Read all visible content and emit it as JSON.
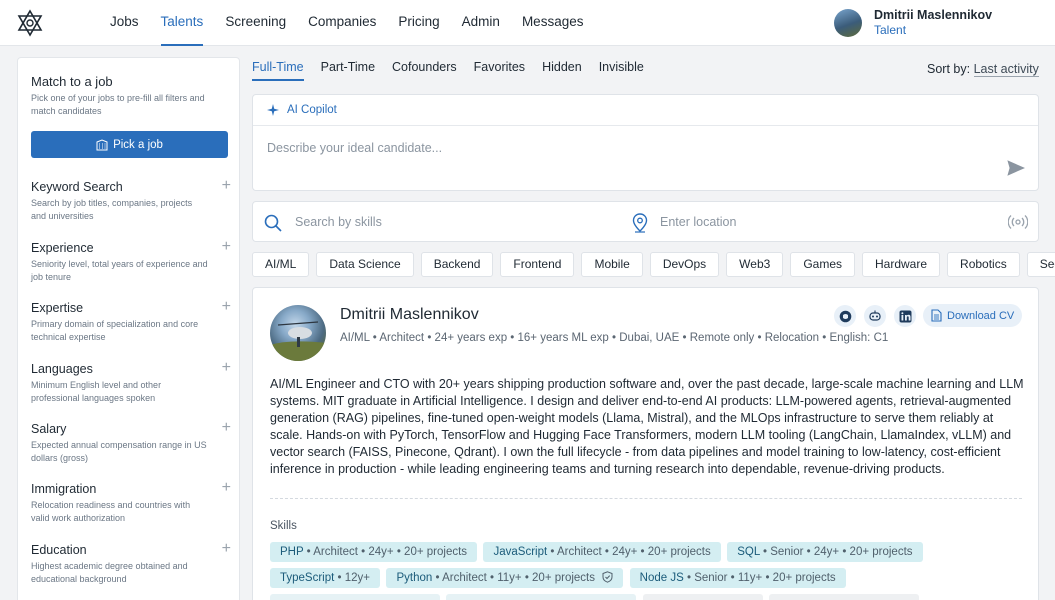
{
  "nav": {
    "items": [
      {
        "label": "Jobs",
        "active": false
      },
      {
        "label": "Talents",
        "active": true
      },
      {
        "label": "Screening",
        "active": false
      },
      {
        "label": "Companies",
        "active": false
      },
      {
        "label": "Pricing",
        "active": false
      },
      {
        "label": "Admin",
        "active": false
      },
      {
        "label": "Messages",
        "active": false
      }
    ]
  },
  "user": {
    "name": "Dmitrii Maslennikov",
    "role": "Talent"
  },
  "filters": {
    "match_title": "Match to a job",
    "match_desc": "Pick one of your jobs to pre-fill all filters and match candidates",
    "pick_button": "Pick a job",
    "items": [
      {
        "title": "Keyword Search",
        "desc": "Search by job titles, companies, projects and universities"
      },
      {
        "title": "Experience",
        "desc": "Seniority level, total years of experience and job tenure"
      },
      {
        "title": "Expertise",
        "desc": "Primary domain of specialization and core technical expertise"
      },
      {
        "title": "Languages",
        "desc": "Minimum English level and other professional languages spoken"
      },
      {
        "title": "Salary",
        "desc": "Expected annual compensation range in US dollars (gross)"
      },
      {
        "title": "Immigration",
        "desc": "Relocation readiness and countries with valid work authorization"
      },
      {
        "title": "Education",
        "desc": "Highest academic degree obtained and educational background"
      }
    ]
  },
  "tabs": [
    "Full-Time",
    "Part-Time",
    "Cofounders",
    "Favorites",
    "Hidden",
    "Invisible"
  ],
  "sort": {
    "label": "Sort by:",
    "value": "Last activity"
  },
  "copilot": {
    "title": "AI Copilot",
    "placeholder": "Describe your ideal candidate..."
  },
  "search": {
    "skills_placeholder": "Search by skills",
    "location_placeholder": "Enter location"
  },
  "categories": [
    "AI/ML",
    "Data Science",
    "Backend",
    "Frontend",
    "Mobile",
    "DevOps",
    "Web3",
    "Games",
    "Hardware",
    "Robotics",
    "Security"
  ],
  "candidate": {
    "name": "Dmitrii Maslennikov",
    "meta": "AI/ML • Architect • 24+ years exp • 16+ years ML exp • Dubai, UAE • Remote only • Relocation • English: C1",
    "download_label": "Download CV",
    "bio": "AI/ML Engineer and CTO with 20+ years shipping production software and, over the past decade, large-scale machine learning and LLM systems. MIT graduate in Artificial Intelligence. I design and deliver end-to-end AI products: LLM-powered agents, retrieval-augmented generation (RAG) pipelines, fine-tuned open-weight models (Llama, Mistral), and the MLOps infrastructure to serve them reliably at scale. Hands-on with PyTorch, TensorFlow and Hugging Face Transformers, modern LLM tooling (LangChain, LlamaIndex, vLLM) and vector search (FAISS, Pinecone, Qdrant). I own the full lifecycle - from data pipelines and model training to low-latency, cost-efficient inference in production - while leading engineering teams and turning research into dependable, revenue-driving products.",
    "skills_label": "Skills",
    "skills": [
      {
        "name": "PHP",
        "detail": " • Architect • 24y+ • 20+ projects"
      },
      {
        "name": "JavaScript",
        "detail": " • Architect • 24y+ • 20+ projects"
      },
      {
        "name": "SQL",
        "detail": " • Senior • 24y+ • 20+ projects"
      },
      {
        "name": "TypeScript",
        "detail": " • 12y+"
      },
      {
        "name": "Python",
        "detail": " • Architect • 11y+ • 20+ projects"
      },
      {
        "name": "Node JS",
        "detail": " • Senior • 11y+ • 20+ projects"
      }
    ]
  },
  "colors": {
    "accent": "#2a6ebb",
    "skill_bg": "#d4eef2"
  }
}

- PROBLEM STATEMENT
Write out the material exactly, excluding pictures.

- YOUR SOLUTION
Read all visible content and emit it as JSON.
{
  "nav": {
    "items": [
      {
        "label": "Jobs",
        "active": false
      },
      {
        "label": "Talents",
        "active": true
      },
      {
        "label": "Screening",
        "active": false
      },
      {
        "label": "Companies",
        "active": false
      },
      {
        "label": "Pricing",
        "active": false
      },
      {
        "label": "Admin",
        "active": false
      },
      {
        "label": "Messages",
        "active": false
      }
    ]
  },
  "user": {
    "name": "Dmitrii Maslennikov",
    "role": "Talent"
  },
  "filters": {
    "match_title": "Match to a job",
    "match_desc": "Pick one of your jobs to pre-fill all filters and match candidates",
    "pick_button": "Pick a job",
    "items": [
      {
        "title": "Keyword Search",
        "desc": "Search by job titles, companies, projects and universities"
      },
      {
        "title": "Experience",
        "desc": "Seniority level, total years of experience and job tenure"
      },
      {
        "title": "Expertise",
        "desc": "Primary domain of specialization and core technical expertise"
      },
      {
        "title": "Languages",
        "desc": "Minimum English level and other professional languages spoken"
      },
      {
        "title": "Salary",
        "desc": "Expected annual compensation range in US dollars (gross)"
      },
      {
        "title": "Immigration",
        "desc": "Relocation readiness and countries with valid work authorization"
      },
      {
        "title": "Education",
        "desc": "Highest academic degree obtained and educational background"
      }
    ]
  },
  "tabs": [
    "Full-Time",
    "Part-Time",
    "Cofounders",
    "Favorites",
    "Hidden",
    "Invisible"
  ],
  "sort": {
    "label": "Sort by:",
    "value": "Last activity"
  },
  "copilot": {
    "title": "AI Copilot",
    "placeholder": "Describe your ideal candidate..."
  },
  "search": {
    "skills_placeholder": "Search by skills",
    "location_placeholder": "Enter location"
  },
  "categories": [
    "AI/ML",
    "Data Science",
    "Backend",
    "Frontend",
    "Mobile",
    "DevOps",
    "Web3",
    "Games",
    "Hardware",
    "Robotics",
    "Security"
  ],
  "candidate": {
    "name": "Dmitrii Maslennikov",
    "meta": "AI/ML • Architect • 24+ years exp • 16+ years ML exp • Dubai, UAE • Remote only • Relocation • English: C1",
    "download_label": "Download CV",
    "bio": "AI/ML Engineer and CTO with 20+ years shipping production software and, over the past decade, large-scale machine learning and LLM systems. MIT graduate in Artificial Intelligence. I design and deliver end-to-end AI products: LLM-powered agents, retrieval-augmented generation (RAG) pipelines, fine-tuned open-weight models (Llama, Mistral), and the MLOps infrastructure to serve them reliably at scale. Hands-on with PyTorch, TensorFlow and Hugging Face Transformers, modern LLM tooling (LangChain, LlamaIndex, vLLM) and vector search (FAISS, Pinecone, Qdrant). I own the full lifecycle - from data pipelines and model training to low-latency, cost-efficient inference in production - while leading engineering teams and turning research into dependable, revenue-driving products.",
    "skills_label": "Skills",
    "skills": [
      {
        "name": "PHP",
        "detail": " • Architect • 24y+ • 20+ projects"
      },
      {
        "name": "JavaScript",
        "detail": " • Architect • 24y+ • 20+ projects"
      },
      {
        "name": "SQL",
        "detail": " • Senior • 24y+ • 20+ projects"
      },
      {
        "name": "TypeScript",
        "detail": " • 12y+"
      },
      {
        "name": "Python",
        "detail": " • Architect • 11y+ • 20+ projects"
      },
      {
        "name": "Node JS",
        "detail": " • Senior • 11y+ • 20+ projects"
      }
    ]
  },
  "colors": {
    "accent": "#2a6ebb",
    "skill_bg": "#d4eef2"
  }
}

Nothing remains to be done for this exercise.